For more information about how judges decide sentences; what sentences are available; and matters such as temporary release, see the independent Scottish Sentencing Council website.
Read more about victims of crime and sentencing.
HMA v James McGee
May 16, 2022
On sentencing Sheriff Mactaggart made the following remarks in court:
"Mr McGee, you were found guilty of charges 1, 2 and 3 on this indictment after many days of trial.
These charges, individually, and indeed when taken together, are very serious indeed.
You used your professional knowledge as a former HMRC officer, to defraud the very organisation you represented in that capacity. Your actions, along with others resulted in a not insignificant loss to the Treasury and, therefore, to the public. This fraud was carefully planned and executed by you and others. Thereafter you along with others were involved in the laundering of the money you defrauded from HMRC and indeed, you alone were responsible for the setting up and controlling of an online betting account in the name of a deceased man, the purpose of which was again to launder money fraudulently obtained.
I have taken into account all that has been said on your behalf in mitigation, your lack of any criminal record, your age, the references presented on your behalf and your charitable work.

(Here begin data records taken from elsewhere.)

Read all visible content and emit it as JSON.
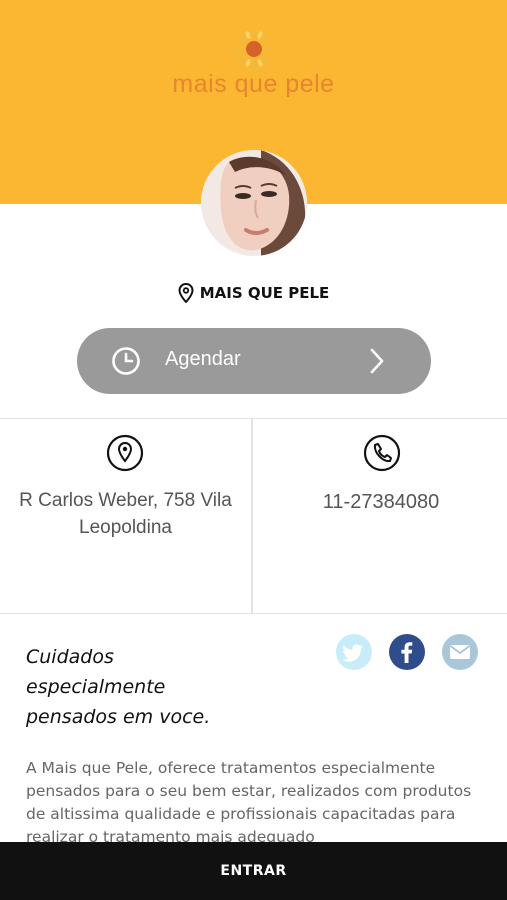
{
  "header": {
    "brand_text": "mais que pele",
    "background_color": "#fbb731",
    "logo_icon": "sun-flower-icon"
  },
  "profile": {
    "avatar": "woman-face-avatar",
    "business_name": "MAIS QUE PELE",
    "name_icon": "location-pin-icon"
  },
  "schedule_button": {
    "label": "Agendar",
    "icon": "clock-icon",
    "arrow_icon": "chevron-right-icon"
  },
  "info": {
    "address": "R Carlos Weber, 758 Vila Leopoldina",
    "address_icon": "location-pin-icon",
    "phone": "11-27384080",
    "phone_icon": "phone-icon"
  },
  "about": {
    "tagline": "Cuidados especialmente pensados em voce.",
    "description": "A Mais que Pele, oferece tratamentos especialmente pensados para o seu bem estar, realizados com produtos de altissima qualidade e profissionais capacitadas para realizar o tratamento mais adequado"
  },
  "social": {
    "twitter_icon": "twitter-icon",
    "facebook_icon": "facebook-icon",
    "mail_icon": "mail-icon"
  },
  "footer": {
    "enter_label": "ENTRAR"
  }
}
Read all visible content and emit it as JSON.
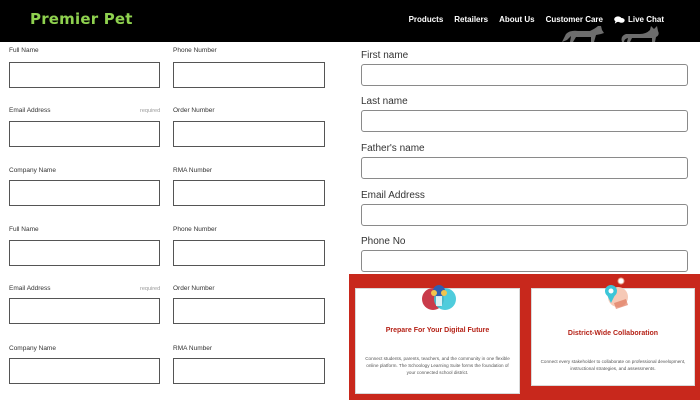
{
  "header": {
    "brand": "Premier Pet",
    "nav": [
      {
        "label": "Products"
      },
      {
        "label": "Retailers"
      },
      {
        "label": "About Us"
      },
      {
        "label": "Customer Care"
      },
      {
        "label": "Live Chat",
        "icon": "chat-bubble-icon"
      }
    ]
  },
  "left_form": {
    "fields": [
      {
        "label": "Full Name"
      },
      {
        "label": "Phone Number"
      },
      {
        "label": "Email Address",
        "required_label": "required"
      },
      {
        "label": "Order Number"
      },
      {
        "label": "Company Name"
      },
      {
        "label": "RMA Number"
      },
      {
        "label": "Full Name"
      },
      {
        "label": "Phone Number"
      },
      {
        "label": "Email Address",
        "required_label": "required"
      },
      {
        "label": "Order Number"
      },
      {
        "label": "Company Name"
      },
      {
        "label": "RMA Number"
      }
    ]
  },
  "right_form": {
    "fields": [
      {
        "label": "First name"
      },
      {
        "label": "Last name"
      },
      {
        "label": "Father's name"
      },
      {
        "label": "Email Address"
      },
      {
        "label": "Phone No"
      }
    ]
  },
  "cards": [
    {
      "title": "Prepare For Your Digital Future",
      "text": "Connect students, parents, teachers, and the community in one flexible online platform. The Schoology Learning Suite forms the foundation of your connected school district.",
      "icon": "digital-community-icon"
    },
    {
      "title": "District-Wide Collaboration",
      "text": "Connect every stakeholder to collaborate on professional development, instructional strategies, and assessments.",
      "icon": "collaboration-map-icon"
    }
  ],
  "colors": {
    "header_bg": "#000000",
    "brand": "#8fd14f",
    "promo_bg": "#c8281c",
    "card_title": "#b52217"
  }
}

I have also taken into account the terms of the Criminal Justice Social Work Report.
That being said, I have come to the view that the only appropriate sentence for these offences is a custodial one.
On charge number one you will be sentenced to 24 months imprisonment. On charges two and three you will be sentenced to 30 months imprisonment on each charge. In respect of all these sentences I have taken into account the serious organised crime aggravation in arriving at those sentences so no additional sentence is imposed in respect of that. These sentences will run concurrently and from today."